My silence maker, He who knows
of chance & capture. He who assigns
a death for breakfast. He whose name we left
out & replaced of estrangement—
My God, He who got the whole
story, He who knew & didn’t interfere, He who watched. He who raced to run the image from my head. He
all my women sick & my Father unspeaky. He who know. He who watched. He who probably thought about
My wide borrowed mercy forgot these names:
The One that the state of non-existence is impossible for Him.
The One who does not need the creation but creates.
The creator of Death. The One who the count of things are known to Him—
my forever aloneness for You
my wrong-forgiving family
my praying stopped
my brother gone
The One who watched. He who witnessed. And He who know nothing needed to be
it works. i give it to everyone i meet. i have a liver
and your son doesn’t know what
to do with it the saying goes, ‘i’ll eat your liver’
but first, he’d have to have it pick a season
to set it in, we all wonder how the ladies livers
look i have lots of family. they had lots of hearts
some land where none of their own was from you’re my liver
cuz i know i can’t see you & didn’t know what you were for
until i asked. i once held my [ ] til it broke my own.

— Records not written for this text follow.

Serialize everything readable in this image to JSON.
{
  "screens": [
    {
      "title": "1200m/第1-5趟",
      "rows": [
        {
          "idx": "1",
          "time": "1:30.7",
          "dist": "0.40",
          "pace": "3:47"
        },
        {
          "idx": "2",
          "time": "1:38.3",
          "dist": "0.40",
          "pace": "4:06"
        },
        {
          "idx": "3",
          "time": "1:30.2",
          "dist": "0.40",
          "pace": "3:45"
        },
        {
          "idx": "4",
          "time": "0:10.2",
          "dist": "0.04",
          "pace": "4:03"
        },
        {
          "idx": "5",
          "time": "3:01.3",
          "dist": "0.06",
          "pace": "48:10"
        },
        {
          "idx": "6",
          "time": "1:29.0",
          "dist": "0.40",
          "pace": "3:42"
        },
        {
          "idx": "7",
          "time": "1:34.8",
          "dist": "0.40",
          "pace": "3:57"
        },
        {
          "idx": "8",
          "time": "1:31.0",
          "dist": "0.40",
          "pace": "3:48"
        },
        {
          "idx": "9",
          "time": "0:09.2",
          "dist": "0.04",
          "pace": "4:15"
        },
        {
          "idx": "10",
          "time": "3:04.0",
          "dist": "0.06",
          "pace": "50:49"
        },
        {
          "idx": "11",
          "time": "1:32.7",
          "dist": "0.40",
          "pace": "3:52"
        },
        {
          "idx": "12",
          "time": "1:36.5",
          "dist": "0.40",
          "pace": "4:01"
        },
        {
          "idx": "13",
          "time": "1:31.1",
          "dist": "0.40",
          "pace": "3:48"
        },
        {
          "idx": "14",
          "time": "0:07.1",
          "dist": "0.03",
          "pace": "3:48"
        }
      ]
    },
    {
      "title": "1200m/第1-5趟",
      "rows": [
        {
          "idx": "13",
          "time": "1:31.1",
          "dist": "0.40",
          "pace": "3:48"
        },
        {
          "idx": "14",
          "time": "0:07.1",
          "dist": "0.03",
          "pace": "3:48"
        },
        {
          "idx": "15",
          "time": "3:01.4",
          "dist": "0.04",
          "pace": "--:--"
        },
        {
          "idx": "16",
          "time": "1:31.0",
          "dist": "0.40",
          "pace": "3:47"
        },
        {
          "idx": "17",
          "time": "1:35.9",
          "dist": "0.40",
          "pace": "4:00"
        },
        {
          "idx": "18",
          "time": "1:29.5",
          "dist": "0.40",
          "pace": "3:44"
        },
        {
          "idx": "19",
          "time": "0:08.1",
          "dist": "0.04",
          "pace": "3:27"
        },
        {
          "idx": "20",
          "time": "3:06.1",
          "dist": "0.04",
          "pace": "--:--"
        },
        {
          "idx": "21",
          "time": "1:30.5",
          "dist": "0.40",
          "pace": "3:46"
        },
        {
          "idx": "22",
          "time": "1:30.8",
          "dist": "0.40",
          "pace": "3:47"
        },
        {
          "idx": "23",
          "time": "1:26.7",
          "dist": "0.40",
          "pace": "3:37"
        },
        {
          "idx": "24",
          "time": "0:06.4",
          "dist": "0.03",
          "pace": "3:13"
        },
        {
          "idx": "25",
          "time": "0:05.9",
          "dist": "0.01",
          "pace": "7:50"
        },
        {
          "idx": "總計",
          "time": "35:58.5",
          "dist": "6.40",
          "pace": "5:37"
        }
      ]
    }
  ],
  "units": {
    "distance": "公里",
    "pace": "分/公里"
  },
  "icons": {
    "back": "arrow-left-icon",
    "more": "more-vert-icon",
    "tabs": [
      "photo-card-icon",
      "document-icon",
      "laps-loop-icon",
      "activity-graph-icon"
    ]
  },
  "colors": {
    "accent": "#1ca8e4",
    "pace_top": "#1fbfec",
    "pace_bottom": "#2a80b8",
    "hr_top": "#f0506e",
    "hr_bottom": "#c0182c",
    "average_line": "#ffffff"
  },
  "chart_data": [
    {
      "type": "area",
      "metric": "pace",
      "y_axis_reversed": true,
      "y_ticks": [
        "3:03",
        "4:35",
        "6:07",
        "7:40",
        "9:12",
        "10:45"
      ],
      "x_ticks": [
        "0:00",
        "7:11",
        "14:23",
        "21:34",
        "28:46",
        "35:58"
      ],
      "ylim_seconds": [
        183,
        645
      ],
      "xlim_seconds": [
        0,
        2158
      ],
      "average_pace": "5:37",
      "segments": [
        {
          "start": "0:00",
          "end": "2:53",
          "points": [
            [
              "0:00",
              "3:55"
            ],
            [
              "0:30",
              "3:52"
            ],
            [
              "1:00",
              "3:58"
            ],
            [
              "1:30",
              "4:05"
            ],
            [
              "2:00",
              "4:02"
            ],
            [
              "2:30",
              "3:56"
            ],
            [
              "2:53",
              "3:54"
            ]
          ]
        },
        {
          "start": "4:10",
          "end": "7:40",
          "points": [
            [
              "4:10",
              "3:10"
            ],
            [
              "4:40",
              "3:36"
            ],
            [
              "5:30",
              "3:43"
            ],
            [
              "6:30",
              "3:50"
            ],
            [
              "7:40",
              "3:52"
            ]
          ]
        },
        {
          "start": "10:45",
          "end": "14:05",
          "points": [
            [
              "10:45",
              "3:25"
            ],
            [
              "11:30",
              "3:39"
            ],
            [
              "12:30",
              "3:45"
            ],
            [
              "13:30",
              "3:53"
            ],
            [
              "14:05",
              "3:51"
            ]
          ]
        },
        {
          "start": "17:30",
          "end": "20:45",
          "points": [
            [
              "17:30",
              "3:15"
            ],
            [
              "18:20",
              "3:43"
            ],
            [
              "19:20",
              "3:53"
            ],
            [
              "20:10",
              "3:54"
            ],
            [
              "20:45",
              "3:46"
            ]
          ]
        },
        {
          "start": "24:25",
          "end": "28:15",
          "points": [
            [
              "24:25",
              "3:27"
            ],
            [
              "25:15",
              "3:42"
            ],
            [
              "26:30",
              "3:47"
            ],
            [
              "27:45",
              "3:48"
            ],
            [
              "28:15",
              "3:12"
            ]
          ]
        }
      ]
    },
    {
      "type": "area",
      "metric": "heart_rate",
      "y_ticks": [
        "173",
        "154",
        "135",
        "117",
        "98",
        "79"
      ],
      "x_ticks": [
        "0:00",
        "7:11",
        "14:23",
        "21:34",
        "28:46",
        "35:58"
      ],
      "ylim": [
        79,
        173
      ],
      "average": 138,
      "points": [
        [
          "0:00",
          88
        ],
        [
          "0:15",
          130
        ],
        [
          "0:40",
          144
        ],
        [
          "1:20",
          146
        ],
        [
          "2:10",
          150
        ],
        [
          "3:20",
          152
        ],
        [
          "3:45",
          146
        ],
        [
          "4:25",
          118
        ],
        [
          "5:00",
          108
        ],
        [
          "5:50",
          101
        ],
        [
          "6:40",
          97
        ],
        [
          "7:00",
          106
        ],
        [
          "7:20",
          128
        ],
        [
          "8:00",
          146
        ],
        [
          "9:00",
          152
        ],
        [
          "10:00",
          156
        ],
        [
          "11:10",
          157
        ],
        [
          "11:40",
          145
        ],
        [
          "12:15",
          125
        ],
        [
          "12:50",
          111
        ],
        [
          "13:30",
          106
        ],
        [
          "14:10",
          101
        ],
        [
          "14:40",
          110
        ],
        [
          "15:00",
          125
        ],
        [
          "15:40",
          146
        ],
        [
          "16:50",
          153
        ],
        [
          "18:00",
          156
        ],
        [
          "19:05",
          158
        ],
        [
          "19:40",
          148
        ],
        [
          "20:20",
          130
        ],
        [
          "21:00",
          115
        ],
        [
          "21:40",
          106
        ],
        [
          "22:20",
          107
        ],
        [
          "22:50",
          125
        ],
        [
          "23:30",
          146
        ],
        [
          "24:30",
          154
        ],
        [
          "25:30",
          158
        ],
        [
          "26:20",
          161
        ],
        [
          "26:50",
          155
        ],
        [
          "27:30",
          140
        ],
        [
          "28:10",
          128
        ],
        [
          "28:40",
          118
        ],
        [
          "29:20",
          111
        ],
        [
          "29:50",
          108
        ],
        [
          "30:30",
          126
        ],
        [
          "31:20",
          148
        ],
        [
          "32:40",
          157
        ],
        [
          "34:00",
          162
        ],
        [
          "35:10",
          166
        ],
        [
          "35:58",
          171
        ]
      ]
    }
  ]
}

Hajjar Baban is a Pakistan-born Afghan Kurdish poet. She’s a current First Wave Scholar at the University of Wisconsin–Madison where she studies creative writing, Arabic, and Persian. Her work has appeared in Foundry, The Offing, New Delta Review, Up the Staircase Quarterly, and Radius Lit. She spends most of her time avoiding running from herself.